• [Exercise]: Exact copy, no pictures: restate each entry below word for word.
+++
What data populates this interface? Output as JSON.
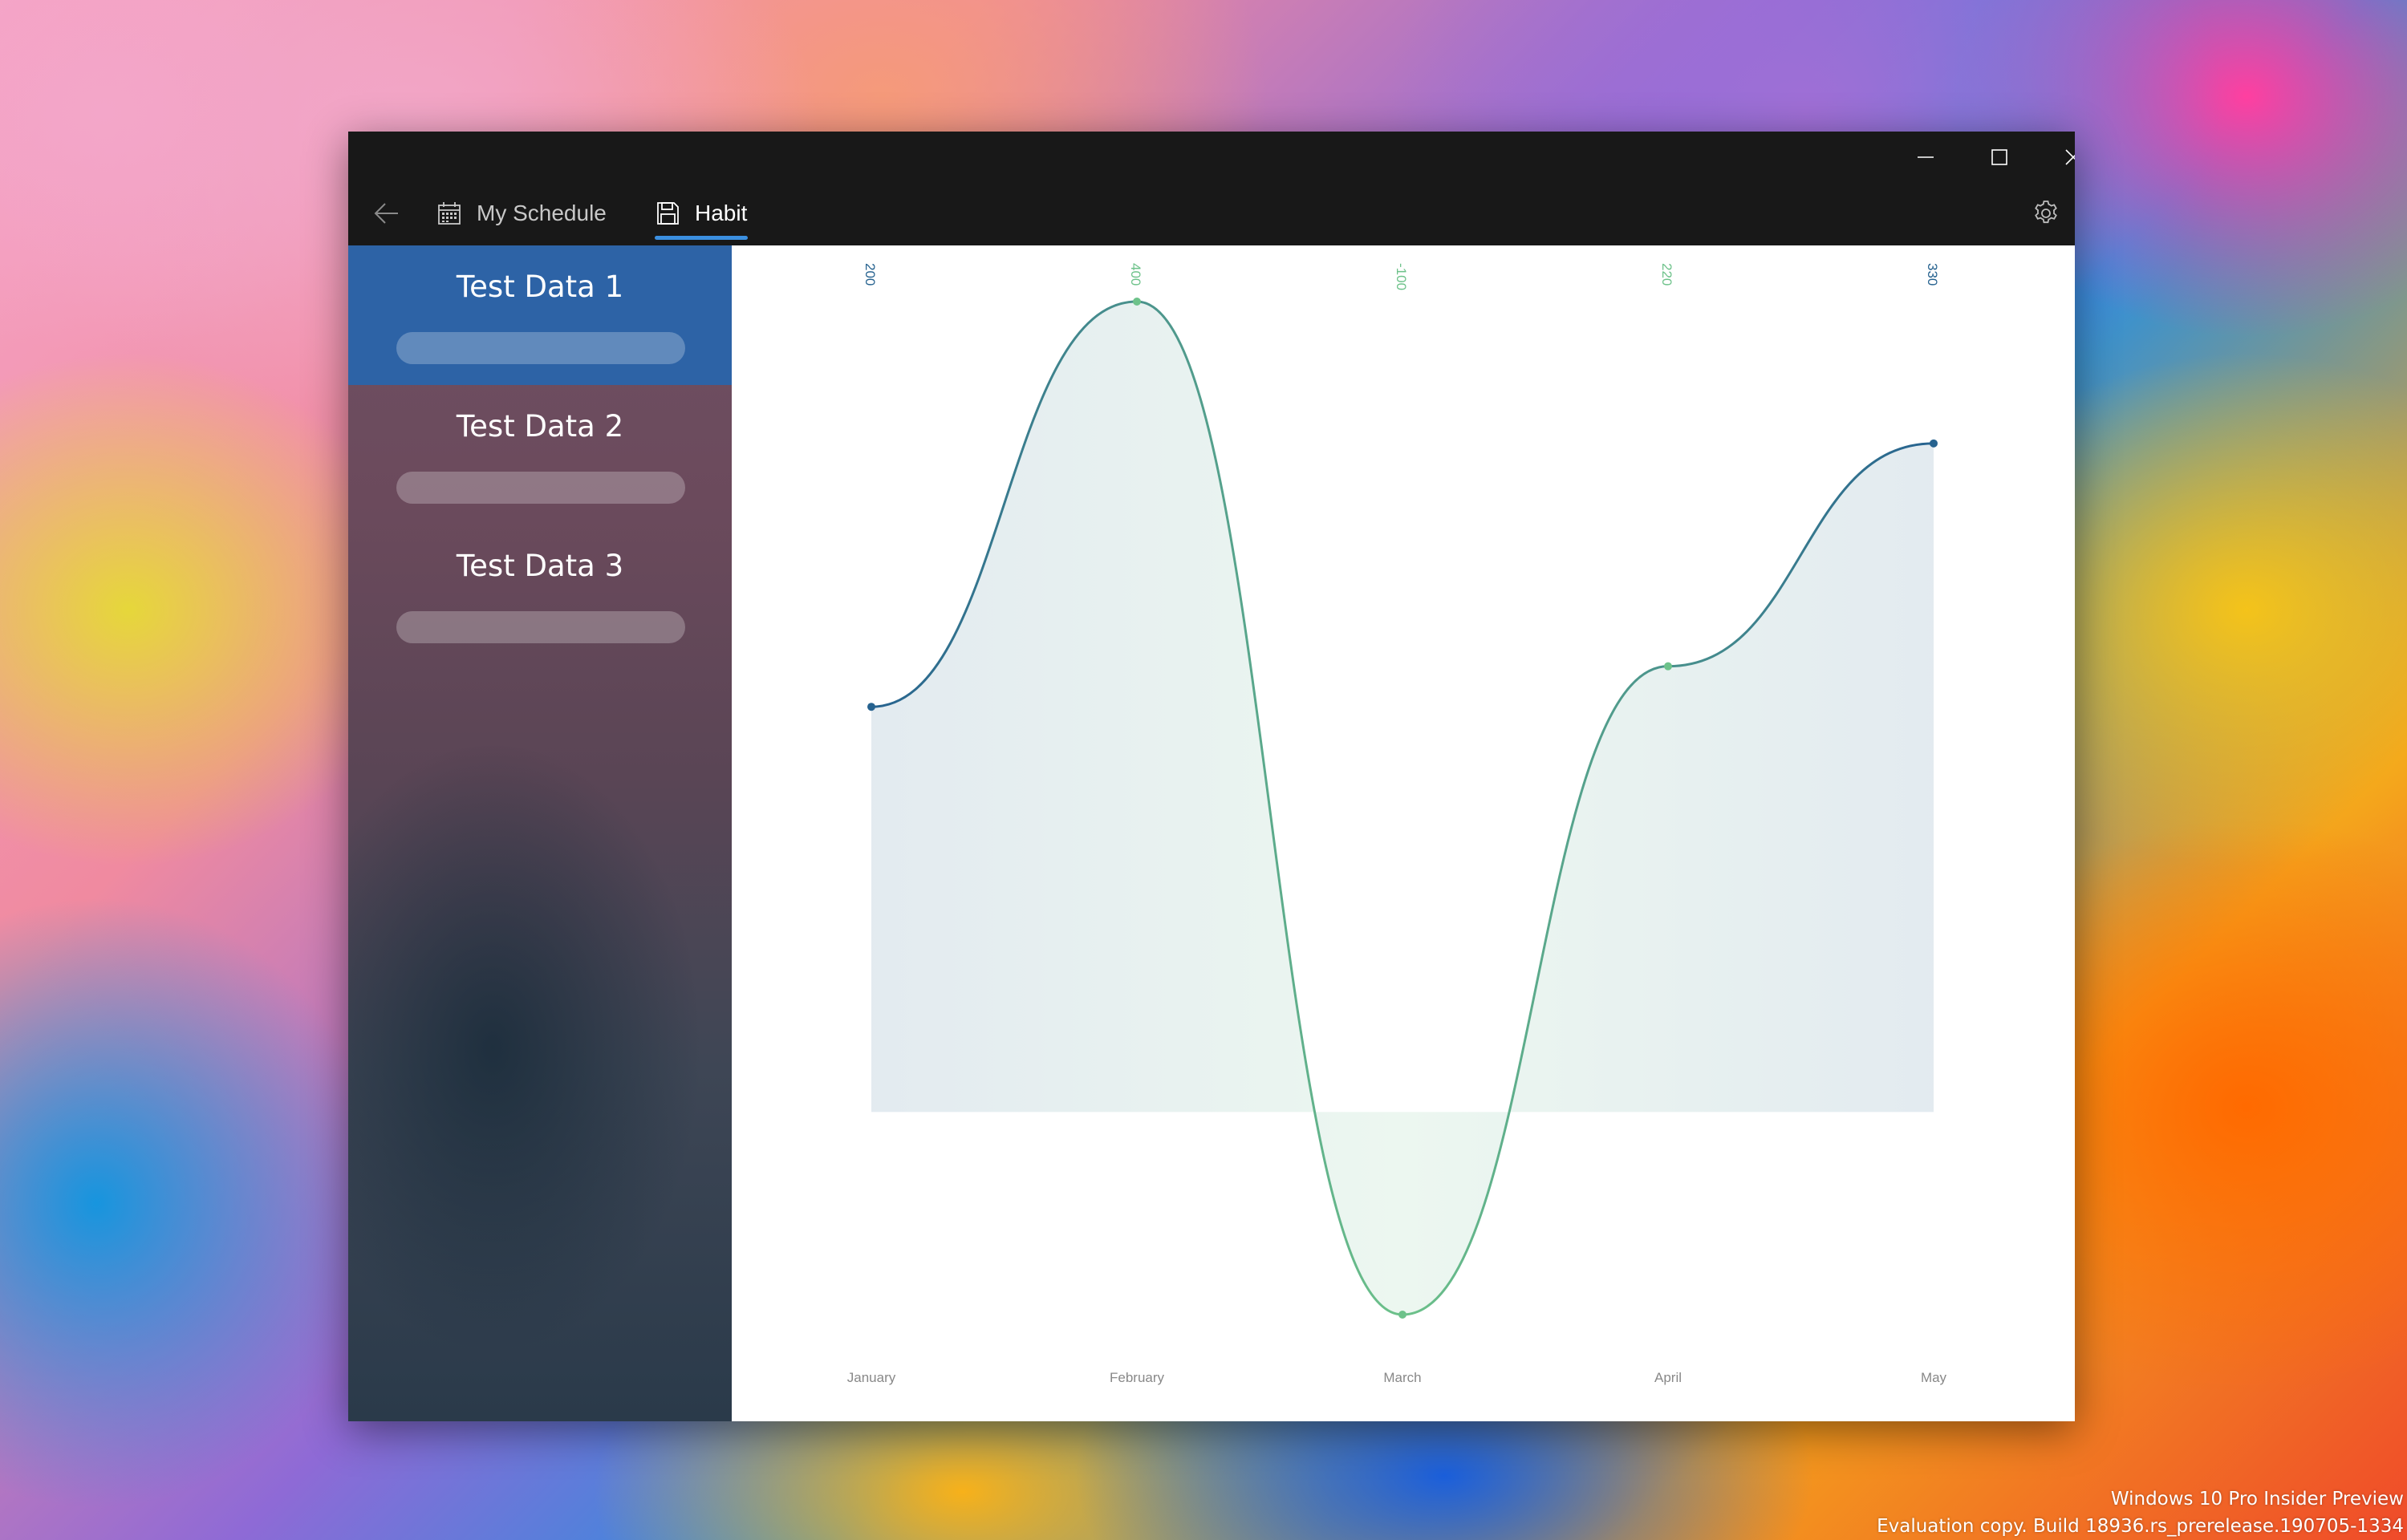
{
  "nav": {
    "tabs": [
      {
        "label": "My Schedule",
        "icon": "calendar-icon"
      },
      {
        "label": "Habit",
        "icon": "save-icon"
      }
    ]
  },
  "sidebar": {
    "items": [
      {
        "label": "Test Data 1",
        "selected": true
      },
      {
        "label": "Test Data 2",
        "selected": false
      },
      {
        "label": "Test Data 3",
        "selected": false
      }
    ]
  },
  "colors": {
    "accent": "#3b8fe0",
    "selected_item": "#2d63a6",
    "series_blue": "#26628f",
    "series_green": "#6dc28a"
  },
  "chart_data": {
    "type": "area",
    "categories": [
      "January",
      "February",
      "March",
      "April",
      "May"
    ],
    "values": [
      200,
      400,
      -100,
      220,
      330
    ],
    "value_labels": [
      "200",
      "400",
      "-100",
      "220",
      "330"
    ],
    "ylim": [
      -100,
      400
    ],
    "baseline": 0,
    "grid": false
  },
  "watermark": {
    "line1": "Windows 10 Pro Insider Preview",
    "line2": "Evaluation copy. Build 18936.rs_prerelease.190705-1334"
  }
}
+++
• [Result for this exercise]:
What data populates this interface? Output as JSON.
{
  "nav": {
    "tabs": [
      {
        "label": "My Schedule",
        "icon": "calendar-icon"
      },
      {
        "label": "Habit",
        "icon": "save-icon"
      }
    ]
  },
  "sidebar": {
    "items": [
      {
        "label": "Test Data 1",
        "selected": true
      },
      {
        "label": "Test Data 2",
        "selected": false
      },
      {
        "label": "Test Data 3",
        "selected": false
      }
    ]
  },
  "colors": {
    "accent": "#3b8fe0",
    "selected_item": "#2d63a6",
    "series_blue": "#26628f",
    "series_green": "#6dc28a"
  },
  "chart_data": {
    "type": "area",
    "categories": [
      "January",
      "February",
      "March",
      "April",
      "May"
    ],
    "values": [
      200,
      400,
      -100,
      220,
      330
    ],
    "value_labels": [
      "200",
      "400",
      "-100",
      "220",
      "330"
    ],
    "ylim": [
      -100,
      400
    ],
    "baseline": 0,
    "grid": false
  },
  "watermark": {
    "line1": "Windows 10 Pro Insider Preview",
    "line2": "Evaluation copy. Build 18936.rs_prerelease.190705-1334"
  }
}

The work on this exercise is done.